For most of these, just as in regular kickball, you should set basic rules before you play: How many outs until the kicking team is retired? Where is the foul territory (or is any kick fair)? How many innings will you play? and so on.

Kickball Game 1: Continuous Kickball

For this high-energy version, you need four balls and a large bucket or tote to put them in. Station it where the pitcher will stand. You also need an extra base to act as a second home plate. You will have one for kicking and one for scoring. The kicking team lines up at its plate and the pitcher rolls the first ball. As soon as it's kicked, the kicker starts running the bases and the pitcher must pitch to the next player in line.

There are no outs because the fielding team is busy retrieving the balls and getting them back to the pitcher's bucket. If it's time to pitch and there are no balls available, the kicking team gets an extra point. Once all the kickers in the line have kicked, then their turn is over and they become the fielding team.

Kickball Game 2: Big Base

Your kids may play this in the gym at school, using gym mats as bases (hence the name "Big Base"). On your own, you can play outdoors if you have a large enough playing area. Use chalk or small orange cones to delineate your big bases (about 4 feet by 4 feet).

Play is similar to regular kickball, except runners can cluster on the big bases. If it isn't safe for them to advance, they can stay put. You can require runners to circle the bases twice before scoring, either two laps around or one lap counterclockwise and one clockwise. Or in a variation on the variation, play "crazy style." Players run from home to first base, then third base, then second, then back to home plate.

Kickball Game 3: Kick-Basketball

You need a basketball hoop for this version (at a playground, in a gym, or at home in your driveway). The kicker stands under the hoop and the pitcher rolls the ball to them (as in classic kickball). Once they kick, they start running the bases while the defense recovers the ball. But once a defensive player has the ball, they try to shoot a basket. If they sink it, the kicker is called out. If they miss, the kicker is safe on base.
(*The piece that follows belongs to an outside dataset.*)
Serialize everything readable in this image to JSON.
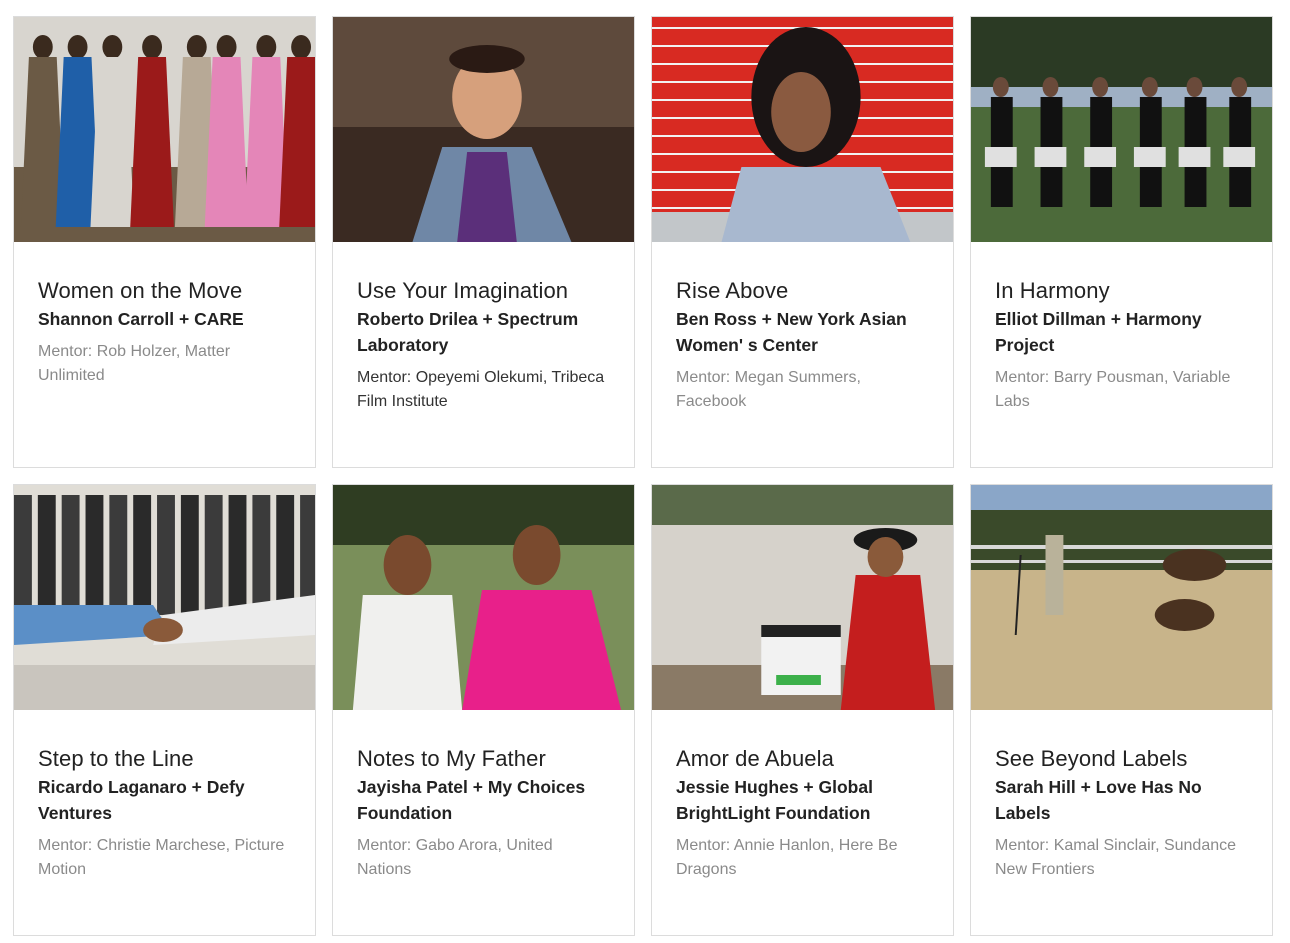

Kickball Game 4: Line Kickball

Instead of splitting into two equal teams, start this game with just one pitcher. Everyone else is the kicking team—for now. They all line up, single file, at home plate. Once the first person in line kicks the ball, everyone (except the pitcher) starts running the bases. They must tag each base, but can't remain on base. They must continue running around the bases and toward home plate.

Once the pitcher recovers the ball, they can tag runners out by throwing the ball. Anyone who is out then becomes an outfielder and starts helping the pitcher. If you like, you can make a rule that only the pitcher can actually tag a runner out; the outfielders can only recover the ball and throw it to the pitcher.
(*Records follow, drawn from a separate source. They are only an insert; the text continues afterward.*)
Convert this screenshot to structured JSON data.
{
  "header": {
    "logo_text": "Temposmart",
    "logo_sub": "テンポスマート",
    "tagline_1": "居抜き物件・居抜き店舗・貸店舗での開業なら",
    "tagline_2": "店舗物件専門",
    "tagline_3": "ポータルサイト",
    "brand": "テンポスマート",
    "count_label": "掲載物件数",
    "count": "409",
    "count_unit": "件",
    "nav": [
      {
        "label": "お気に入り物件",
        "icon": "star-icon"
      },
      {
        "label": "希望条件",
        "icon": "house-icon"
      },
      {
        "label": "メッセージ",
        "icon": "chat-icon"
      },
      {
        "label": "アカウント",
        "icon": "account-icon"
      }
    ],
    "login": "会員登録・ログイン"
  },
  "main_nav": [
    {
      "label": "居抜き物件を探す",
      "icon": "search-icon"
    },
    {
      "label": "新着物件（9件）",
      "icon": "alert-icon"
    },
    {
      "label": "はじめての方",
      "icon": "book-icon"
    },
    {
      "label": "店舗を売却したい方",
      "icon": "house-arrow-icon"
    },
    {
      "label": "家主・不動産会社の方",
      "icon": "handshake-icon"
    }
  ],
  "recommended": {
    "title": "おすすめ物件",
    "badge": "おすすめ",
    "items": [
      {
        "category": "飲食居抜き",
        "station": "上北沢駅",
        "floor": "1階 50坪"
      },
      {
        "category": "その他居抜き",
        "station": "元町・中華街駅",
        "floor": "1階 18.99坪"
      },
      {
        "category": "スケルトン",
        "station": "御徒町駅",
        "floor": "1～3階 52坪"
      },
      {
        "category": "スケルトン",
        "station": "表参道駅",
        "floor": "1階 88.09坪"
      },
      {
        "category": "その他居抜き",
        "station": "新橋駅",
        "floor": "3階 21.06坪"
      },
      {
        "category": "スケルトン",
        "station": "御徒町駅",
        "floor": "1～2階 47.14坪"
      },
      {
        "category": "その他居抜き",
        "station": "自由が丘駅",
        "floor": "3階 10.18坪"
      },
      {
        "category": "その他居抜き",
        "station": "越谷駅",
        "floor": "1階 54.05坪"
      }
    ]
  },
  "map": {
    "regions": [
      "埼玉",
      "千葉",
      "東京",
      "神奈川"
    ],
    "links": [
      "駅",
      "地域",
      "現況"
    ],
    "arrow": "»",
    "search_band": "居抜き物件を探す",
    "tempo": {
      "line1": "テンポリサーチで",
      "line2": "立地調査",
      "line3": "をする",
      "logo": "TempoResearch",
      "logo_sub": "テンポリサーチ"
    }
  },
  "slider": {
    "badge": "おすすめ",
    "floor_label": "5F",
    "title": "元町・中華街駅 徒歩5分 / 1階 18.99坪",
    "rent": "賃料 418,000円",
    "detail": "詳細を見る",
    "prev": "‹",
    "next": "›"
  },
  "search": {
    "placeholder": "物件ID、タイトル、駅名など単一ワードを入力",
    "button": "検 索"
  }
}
Once the last person in the kicking line has rounded home plate, start again with a new kicker at the front of the line.

Kickball Game 5: No-Pitch

This is like the T-ball version of kickball. Instead of a tee, place the ball directly on the home plate. Play starts when the kicker kicks the ball into the field. If the defensive team catches the ball in the air, it's an out. But if they miss, or the ball is a grounder, the fielders must recover the ball, then roll it back toward home plate. Their catcher grabs it and places it back on the plate. As soon as the ball hits the plate, any runner who isn't on a base is out.

Kickball Game 6: Activity Kickball

Play this game just like the classic, with one exception: At each base, give the runner a fitness task or activity to complete: Hop on one foot, say a tongue-twister, do a push-up. They have to do the task in order to remain safely on base.

Kickball Game 7: One Base

Streamline the field with this variation: You just need one base, plus home plate. Put the base where second base would normally be. In order to score a run, the kicker has to run from home plate to the base and back home. They can stay at the base if they need to (to avoid being tagged out), but they have to run when their next teammate kicks.

By Catherine Holecko
Catherine Holecko is an experienced freelance writer and editor who specializes in pregnancy, parenting, health and fitness.